Interviewer: Without sharing any spoilers from your talk, are there any evolving security vulnerabilities that keep you up at night?
YY: Threats and breaches are documented daily. There isn't specifically one, but developing security conscious engineers is one thing I’m passionate about.
Interviewer: Your abstract mentions the balance between Security and Innovation. Are the two always at odds, or can they work together?
YY: Engineers do not like security. Our work is impactful to timelines and innovation if done in a mandatory, policing enforcement way. The old mentality is that security is disturbing to the innovation and engineering process, but I'd argue differently. The old mentality has led to financial and personal loss for companies and the people affected. Now that technology is emerging into more of our daily lives, such as our cars, airplanes, mobile devices, working together to balance security and innovation will save lives.

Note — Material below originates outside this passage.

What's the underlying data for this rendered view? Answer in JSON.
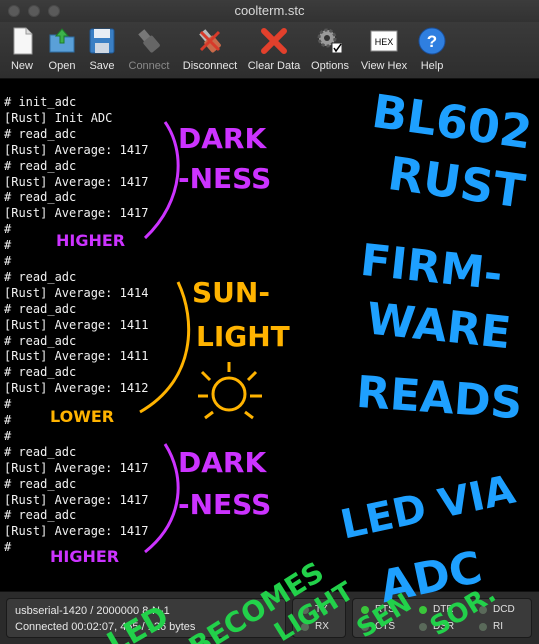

YY: Time management and breaking down tasks into smaller pieces. I can have trouble focusing for too long of a period, so I’ll time box activity to at most 20 minutes. This all depends on my mental capacity that day or that hour. In the mornings, I determine my top 3 priorities for the day, break those into smaller tasks (5, 10, 15, 20 min), then use a digital calendar to dedicate time to them. I’d also take into consideration everything else I have in the day and where I may be mentally.
Interviewer: What tools or methodologies are you using most now, and why are they valuable?
YY: Similar to the earlier question, but adding on that I plan my week on Sunday. Taking my 3 high level goals for myself (things that’d take more than 20 minutes), and allocate days for them. This way I don't have to think too hard in the morning on what my top 3 goals are, but rather do these goals still align, where am I at with them, and have I completed them– potentially bringing in another goal for the day.
Interviewer: What is the number one piece of advice you'd give your younger self professionally, or anyone just starting their career in Quality?
YY: Two pieces of advice I'd give my younger self is a) You’re going to fail, break things, and that’s okay and b) To find balance in your life. Don't focus all your attention on work, ignoring spirituality, health, and family, but find a structure or way to enjoy the most of it while you can. If you take longer to get your degree or get promoted, it’s okay as long as you’re happy.